Roseville City Council amends mobile food vendor ordinance
Mobile food vendors seem to be all the rage, but for some Roseville business owners these vendors are causing the wrong kind of rage.
A few business owners in the historic district have asked the city to adopt stricter regulations in its Downtown Code governing open air and mobile food vendors. They say the presence of food trucks and food push carts has caused a drop in sales for brick and mortar businesses.
According to three business owners, a mobile food truck vendor has been setting up shop on Main Street in Old Town during peak weekend evening hours. There is also an approved hot dog vendor operating at the corner of Main and Lincoln streets on most weekends.
Roseville City Council unanimously approved amending the Downtown Code ordinance during Wednesday's meeting, which will expand the existing requirement of a 100-foot separation from an open air vendor and a permanent business that sells the same "item" to include "food and beverage item."
The ordinance also states they cannot locate within 200 feet of another vendor. Mobile food vendors are required to have a city business license to operate.
Mobile food trucks will not be affected by these changes. Per the California Vehicle Code, local jurisdictions can only impose regulations on mobile food trucks when there's a public safety concern, said Wayne Wiley, associate planner for the city.
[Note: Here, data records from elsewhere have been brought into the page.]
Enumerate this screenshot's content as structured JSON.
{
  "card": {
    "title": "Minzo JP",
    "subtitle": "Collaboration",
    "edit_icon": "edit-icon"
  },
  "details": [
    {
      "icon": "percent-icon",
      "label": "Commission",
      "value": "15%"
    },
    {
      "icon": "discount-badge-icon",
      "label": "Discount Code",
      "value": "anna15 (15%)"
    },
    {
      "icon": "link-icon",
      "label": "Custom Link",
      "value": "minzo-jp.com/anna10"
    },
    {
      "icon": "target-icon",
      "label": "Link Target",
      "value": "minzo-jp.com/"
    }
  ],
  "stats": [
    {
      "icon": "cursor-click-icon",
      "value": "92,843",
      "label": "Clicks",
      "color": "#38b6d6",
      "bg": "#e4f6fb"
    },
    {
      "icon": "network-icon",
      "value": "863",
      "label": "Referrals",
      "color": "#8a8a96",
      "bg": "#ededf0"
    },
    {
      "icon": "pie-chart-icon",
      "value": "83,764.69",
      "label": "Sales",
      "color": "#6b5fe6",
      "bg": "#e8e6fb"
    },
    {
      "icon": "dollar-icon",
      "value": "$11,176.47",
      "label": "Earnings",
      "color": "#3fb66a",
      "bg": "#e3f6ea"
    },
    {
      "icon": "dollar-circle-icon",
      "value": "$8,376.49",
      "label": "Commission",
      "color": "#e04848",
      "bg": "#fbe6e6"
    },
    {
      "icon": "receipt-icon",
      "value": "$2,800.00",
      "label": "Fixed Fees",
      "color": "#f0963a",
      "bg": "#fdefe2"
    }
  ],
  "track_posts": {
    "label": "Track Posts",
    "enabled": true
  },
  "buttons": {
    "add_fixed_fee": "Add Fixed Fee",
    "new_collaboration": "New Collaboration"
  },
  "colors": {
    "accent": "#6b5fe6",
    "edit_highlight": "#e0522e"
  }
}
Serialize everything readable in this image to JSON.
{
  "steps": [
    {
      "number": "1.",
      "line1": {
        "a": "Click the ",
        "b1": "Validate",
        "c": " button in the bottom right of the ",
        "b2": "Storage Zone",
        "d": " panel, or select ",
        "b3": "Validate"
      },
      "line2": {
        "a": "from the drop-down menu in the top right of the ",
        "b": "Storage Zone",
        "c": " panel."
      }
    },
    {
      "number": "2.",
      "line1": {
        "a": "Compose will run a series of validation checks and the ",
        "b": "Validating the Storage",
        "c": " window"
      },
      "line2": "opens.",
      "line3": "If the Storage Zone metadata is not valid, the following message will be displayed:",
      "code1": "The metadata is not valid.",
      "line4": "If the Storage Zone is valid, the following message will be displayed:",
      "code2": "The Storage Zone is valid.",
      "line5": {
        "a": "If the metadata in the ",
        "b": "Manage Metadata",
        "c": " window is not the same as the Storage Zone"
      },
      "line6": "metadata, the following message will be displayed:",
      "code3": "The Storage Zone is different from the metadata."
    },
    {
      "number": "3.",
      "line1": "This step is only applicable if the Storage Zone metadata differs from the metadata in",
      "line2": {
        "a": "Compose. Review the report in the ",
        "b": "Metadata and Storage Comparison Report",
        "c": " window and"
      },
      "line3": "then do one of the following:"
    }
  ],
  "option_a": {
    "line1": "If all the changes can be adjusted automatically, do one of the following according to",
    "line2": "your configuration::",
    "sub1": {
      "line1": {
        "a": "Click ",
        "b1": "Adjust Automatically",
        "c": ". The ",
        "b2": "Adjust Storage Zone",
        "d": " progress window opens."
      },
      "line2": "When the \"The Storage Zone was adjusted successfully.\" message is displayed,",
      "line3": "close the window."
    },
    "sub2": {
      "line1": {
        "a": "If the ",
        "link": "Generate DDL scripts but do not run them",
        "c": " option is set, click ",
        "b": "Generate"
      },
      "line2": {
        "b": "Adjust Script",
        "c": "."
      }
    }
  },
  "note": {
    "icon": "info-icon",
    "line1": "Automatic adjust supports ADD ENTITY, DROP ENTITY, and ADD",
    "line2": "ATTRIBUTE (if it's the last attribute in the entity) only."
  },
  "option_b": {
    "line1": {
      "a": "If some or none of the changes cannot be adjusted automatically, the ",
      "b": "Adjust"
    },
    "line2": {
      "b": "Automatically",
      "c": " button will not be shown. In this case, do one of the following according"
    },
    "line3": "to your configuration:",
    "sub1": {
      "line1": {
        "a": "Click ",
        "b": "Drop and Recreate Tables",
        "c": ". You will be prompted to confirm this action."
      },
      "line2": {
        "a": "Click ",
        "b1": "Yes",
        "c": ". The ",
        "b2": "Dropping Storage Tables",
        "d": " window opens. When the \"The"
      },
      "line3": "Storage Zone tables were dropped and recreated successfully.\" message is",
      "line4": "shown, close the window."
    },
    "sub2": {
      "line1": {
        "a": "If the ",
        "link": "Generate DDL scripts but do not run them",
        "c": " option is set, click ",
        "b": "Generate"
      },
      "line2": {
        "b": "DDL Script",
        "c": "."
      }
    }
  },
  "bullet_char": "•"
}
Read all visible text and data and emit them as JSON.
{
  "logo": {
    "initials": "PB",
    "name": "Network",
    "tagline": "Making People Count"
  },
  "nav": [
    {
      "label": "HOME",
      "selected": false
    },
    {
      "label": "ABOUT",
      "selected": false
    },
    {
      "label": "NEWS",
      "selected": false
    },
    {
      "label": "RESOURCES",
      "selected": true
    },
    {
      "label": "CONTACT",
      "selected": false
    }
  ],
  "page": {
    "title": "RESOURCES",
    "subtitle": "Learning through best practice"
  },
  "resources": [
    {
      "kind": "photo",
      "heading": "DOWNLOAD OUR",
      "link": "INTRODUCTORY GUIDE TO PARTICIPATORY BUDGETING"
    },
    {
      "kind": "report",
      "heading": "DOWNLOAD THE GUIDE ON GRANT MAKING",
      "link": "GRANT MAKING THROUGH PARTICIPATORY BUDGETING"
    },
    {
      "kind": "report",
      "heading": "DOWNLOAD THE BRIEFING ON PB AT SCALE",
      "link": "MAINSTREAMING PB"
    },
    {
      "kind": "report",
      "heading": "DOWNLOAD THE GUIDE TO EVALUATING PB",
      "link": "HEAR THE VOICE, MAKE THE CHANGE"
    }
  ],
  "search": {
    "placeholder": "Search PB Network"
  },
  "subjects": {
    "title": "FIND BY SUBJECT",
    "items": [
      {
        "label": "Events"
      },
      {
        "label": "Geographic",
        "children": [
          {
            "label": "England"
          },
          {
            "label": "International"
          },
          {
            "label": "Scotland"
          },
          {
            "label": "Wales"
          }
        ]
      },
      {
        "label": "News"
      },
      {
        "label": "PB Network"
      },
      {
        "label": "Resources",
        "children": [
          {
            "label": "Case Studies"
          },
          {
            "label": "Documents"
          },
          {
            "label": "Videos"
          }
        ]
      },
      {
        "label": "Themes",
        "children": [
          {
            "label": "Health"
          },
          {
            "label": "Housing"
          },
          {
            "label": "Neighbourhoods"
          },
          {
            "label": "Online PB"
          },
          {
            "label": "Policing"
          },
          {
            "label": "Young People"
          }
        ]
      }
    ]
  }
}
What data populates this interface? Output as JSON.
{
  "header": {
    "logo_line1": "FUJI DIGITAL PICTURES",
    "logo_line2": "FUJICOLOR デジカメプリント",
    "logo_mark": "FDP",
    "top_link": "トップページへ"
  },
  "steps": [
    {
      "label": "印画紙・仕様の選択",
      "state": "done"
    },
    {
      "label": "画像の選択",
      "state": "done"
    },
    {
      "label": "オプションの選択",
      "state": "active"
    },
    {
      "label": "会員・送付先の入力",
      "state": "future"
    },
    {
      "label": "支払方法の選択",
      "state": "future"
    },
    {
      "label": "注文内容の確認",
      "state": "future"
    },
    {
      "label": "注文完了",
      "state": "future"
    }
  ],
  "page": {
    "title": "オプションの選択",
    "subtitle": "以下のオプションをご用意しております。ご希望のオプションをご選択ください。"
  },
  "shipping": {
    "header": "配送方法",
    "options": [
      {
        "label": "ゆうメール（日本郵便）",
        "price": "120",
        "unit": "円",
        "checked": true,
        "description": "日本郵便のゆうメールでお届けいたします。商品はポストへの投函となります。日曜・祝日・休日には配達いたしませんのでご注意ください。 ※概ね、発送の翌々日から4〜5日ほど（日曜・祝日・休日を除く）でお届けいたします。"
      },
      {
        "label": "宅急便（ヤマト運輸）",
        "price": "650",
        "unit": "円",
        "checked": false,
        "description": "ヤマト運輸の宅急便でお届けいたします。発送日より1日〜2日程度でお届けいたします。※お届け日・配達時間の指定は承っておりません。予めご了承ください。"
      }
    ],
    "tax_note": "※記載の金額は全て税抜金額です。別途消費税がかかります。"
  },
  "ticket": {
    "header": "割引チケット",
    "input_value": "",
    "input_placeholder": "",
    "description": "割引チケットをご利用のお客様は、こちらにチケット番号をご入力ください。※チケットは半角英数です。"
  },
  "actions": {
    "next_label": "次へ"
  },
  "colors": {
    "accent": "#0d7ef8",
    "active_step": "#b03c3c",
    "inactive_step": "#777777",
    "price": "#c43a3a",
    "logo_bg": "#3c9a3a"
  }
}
Scott Alvord, president of the Downtown Roseville Merchants Association, told the Press Tribune before the council vote that he hasn't been approached by any business owners with these concerns.
"I'd be surprised that merchants would be against their presence in the downtown because most of these gourmet food trucks have such a crazy, fanatical following of people that they bring a crowd with them wherever they go," Alvord said. "These followers often enjoy wandering in and out of nearby businesses."
He said the problem likely occurs when a food vendor selling pizza, for instance, parks outside a pizza parlor. This dilemma needs to be addressed, he said.
"We definitely don't want to hurt our local businesses, but we need to consider that these trucks are quite a fad right now and they will bring new shoppers to the areas in which they come," Alvord said.
In a November letter to Roseville City Council, Teri Merryweather and Kathy Garner of Smokin Hot Dog on Lincoln Street complained of how open air vendors and food trucks are affecting their business.
On two Saturday evenings in October, when a mobile food vendor was present, the hot dog eatery brought in less than $100 each night, instead of the usual $250 to $300, according to the letter.
"We are a brick and (mortar) business, paying taxes, rent, utilities and we are not breezing in taking away an established business's customers and breezing out," they wrote. "We choose to be here for the long haul. Now it is apparent that this might not be our reality."
Merryweather said during Wednesday's meeting that she hasn't had problems with food trucks locating near her business since October.
City staff recommended against changes to food truck regulations after considering the limited number of these trucks that frequent downtown and researching other jurisdictions. Plus state vehicle code limits local jurisdictions' governing ability, and prohibiting these trucks would likely result in legal action, according to the staff report.
Here's a look at some other items approved during the April 18 council meeting:
Harry Crabb Park phase 1 award of contract: The city awarded the lowest bid, for a total contract award of $1.1 million, to Procida Landscape for construction of an 18.8-acre park on Scarborough Drive and Secret Ravine Parkway in the Stoneridge Specific Plan. Construction will begin in May and is funded through Citywide Park Fund, Stoneridge CFD Bond and Stoneridge Neighborhood Park Fund. The estimated annual cost of maintenance for phase 1 is $36,000 and will come from the general fund.
Municipal code amendment related to disposition of property: Changes to the code allows the city to determine alternate methods for selling or disposing of city property such as property sale, exchange or other financial arrangement. The city says this will also be useful when the city wants to see a piece of property developed in a specific manner. No immediate fiscal impact.
Agricultural land lease agreement amendment: In 2007, the city entered into an agreement to dry farm, graze and provide maintenance to 1,120 acres on the Al Johnson Wildlife Area, formally Reason Farms, for five years. The city accepted the proposal to continue farming/grazing rotation and provide maintenance at no cost for the right for Auburn Ravine Ranch and B&B Livestock to graze cattle on the property.
Parcel 49 acquisition and reimbursement agreement: Cinemark USA, Inc. requested the city use Community Facility District monies for the completion of community facility improvements, including construction of regional storm drain conveyance facilities and standard frontage improvements along Washington Boulevard. Cinemark owns Parcel 49 in the North Central Specific Plan, located at the corner of Washington Boulevard and Blue Oaks Boulevard, adjacent to Highway 65. Improvements have been budgeted through special taxes. Additional work needs to be completed, paid for by Traffic Mitigation Fees.